OK, so this has come up a few times in the past, namely in context of the saturn, and I've seen nothing really positive or in favor of using quads for 3D rendering in discussions on Sega-16 (for 2D games and effects, it's another story).
However, I've seen far more mixed responses in discussions on AtariAge, for example:
From this thread: http://sega-16.com/forum/showthread....462#post190462
Now, I also posted a few quotes from an atariage discussion in the above thread, but to refer back to that same discussion on Atariage:
Originally Posted by kskunk Aug 6, 2009 10:33 PMOriginally Posted by kskunk Aug 10, 2009 12:38 AMOriginally Posted by Atari_Owl Aug 10, 2009 2:05 AMThe NVidia NV1 famously used quads instead of triangles. They put a ton of research into making them work pretty well and developers still cursed it as a toy incapable of Real 3D -- after all, SGI says Real 3D uses triangles! Eventually NVidia relented and offered only triangles.
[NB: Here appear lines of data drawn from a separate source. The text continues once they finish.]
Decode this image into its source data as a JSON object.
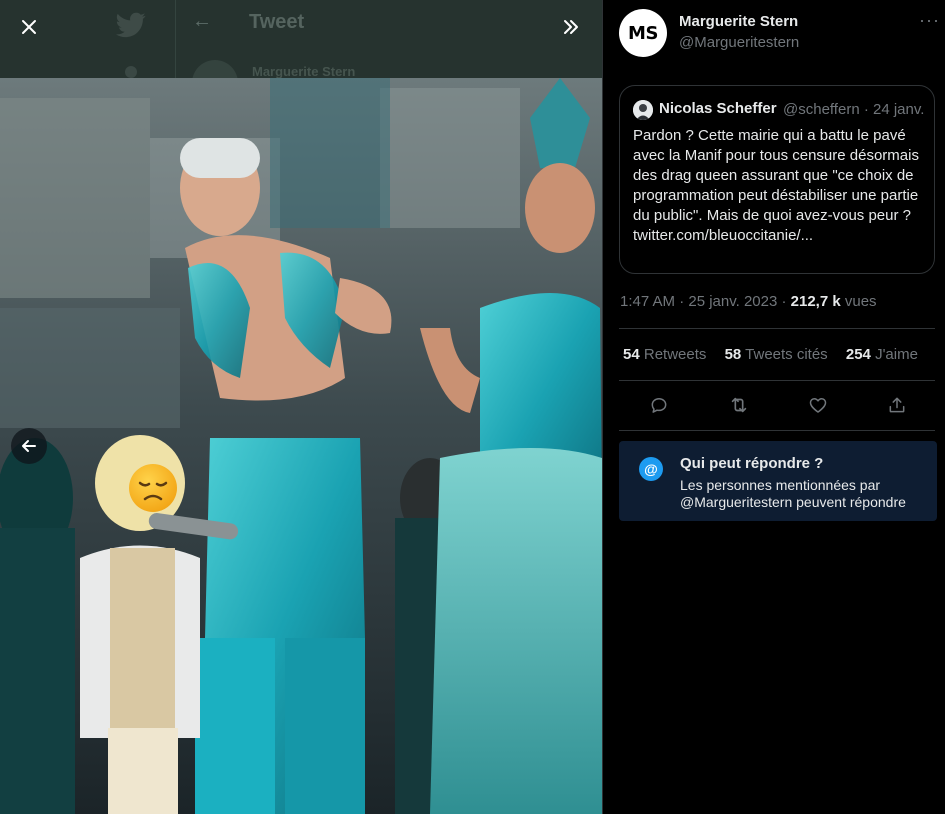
{
  "viewer": {
    "dimmed_header_title": "Tweet",
    "dimmed_author": "Marguerite Stern"
  },
  "author": {
    "initials": "MS",
    "name": "Marguerite Stern",
    "handle": "@Margueritestern"
  },
  "quoted_tweet": {
    "name": "Nicolas Scheffer",
    "handle": "@scheffern",
    "separator": "·",
    "date": "24 janv.",
    "text": "Pardon ? Cette mairie qui a battu le pavé avec la Manif pour tous censure désormais des drag queen assurant que \"ce choix de programmation peut déstabiliser une partie du public\". Mais de quoi avez-vous peur ? twitter.com/bleuoccitanie/..."
  },
  "meta": {
    "time_date": "1:47 AM · 25 janv. 2023 · ",
    "views_count": "212,7 k",
    "views_label": "vues"
  },
  "stats": [
    {
      "count": "54",
      "label": "Retweets"
    },
    {
      "count": "58",
      "label": "Tweets cités"
    },
    {
      "count": "254",
      "label": "J'aime"
    }
  ],
  "actions": [
    "reply-icon",
    "retweet-icon",
    "like-icon",
    "share-icon"
  ],
  "reply_restriction": {
    "icon_glyph": "@",
    "title": "Qui peut répondre ?",
    "body": "Les personnes mentionnées par @Margueritestern peuvent répondre"
  },
  "colors": {
    "accent": "#1d9bf0",
    "panel_bg": "#000000",
    "muted_text": "#71767b",
    "reply_box_bg": "#0e1d32"
  }
}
Some people just can't be convinced to think differently.Originally Posted by kskunk Aug 10, 2009 10:29 AM
A post from this much older discussion by veteran jaguar programmer Gorf:
Originally Posted by Gorf Mon Jul 30, 2007 2:37 PM
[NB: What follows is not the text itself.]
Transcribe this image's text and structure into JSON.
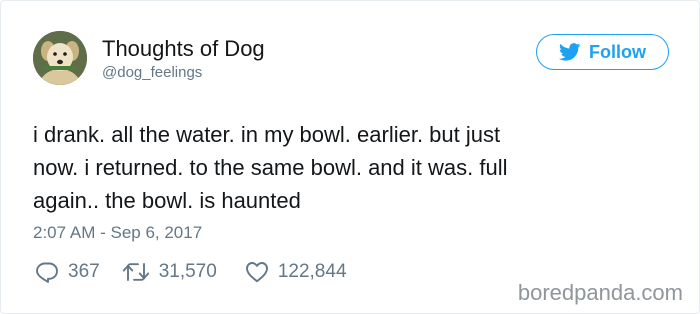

And this discussion on a current homebrew game using a quad based renderer http://www.atariage.com/forums/topic...ri-owl-project (true 4-point primitives)
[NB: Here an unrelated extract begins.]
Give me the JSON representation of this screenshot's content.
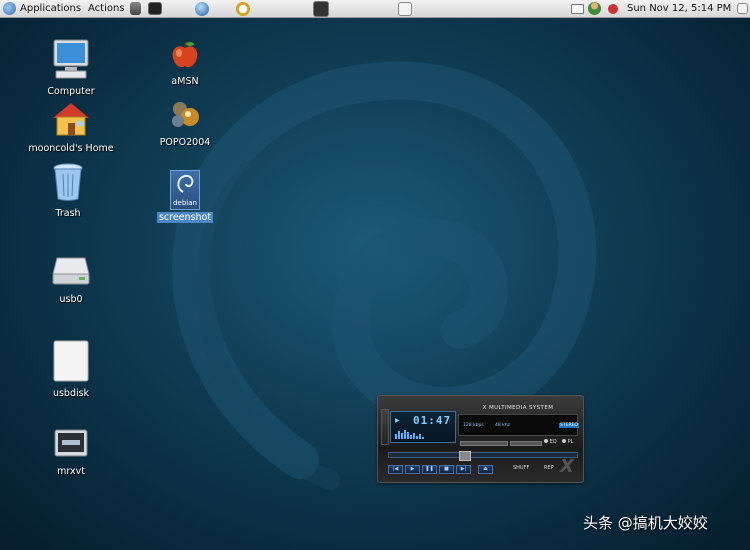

Now, one other point, regardless of the math catering to triangles in general and such:
In the context of building 3D models in general, why would quads be any worse than triangles in terms of pure vertices used.
A quad can obviously be built up from 2 triangles, albeit using 6 vertices rather than 4, but conversely can't a quad overlap 2 vertices to create a triangle, using 4 vertices rather than 3?
So in a model with a mix of a lot of quads and triangles it would favor pure quads over triangles in terms of number of vertices. (a model using 4 quads and 4 triangles would take 36 vertices for triangle primitives, but only 32 for quads) Obviously models using more quads would skew things further, and models using primarily triangles would favor triangle primitives (for more complex polygons, quads are generally favored too: a simple pentagon takes 9 points using triangles, 8 for quads; hexagon 12 for trips, 8 for quads; heptagon 15 for trips, 12 for quads; octagon 18 for trips, 12 for quads, etc.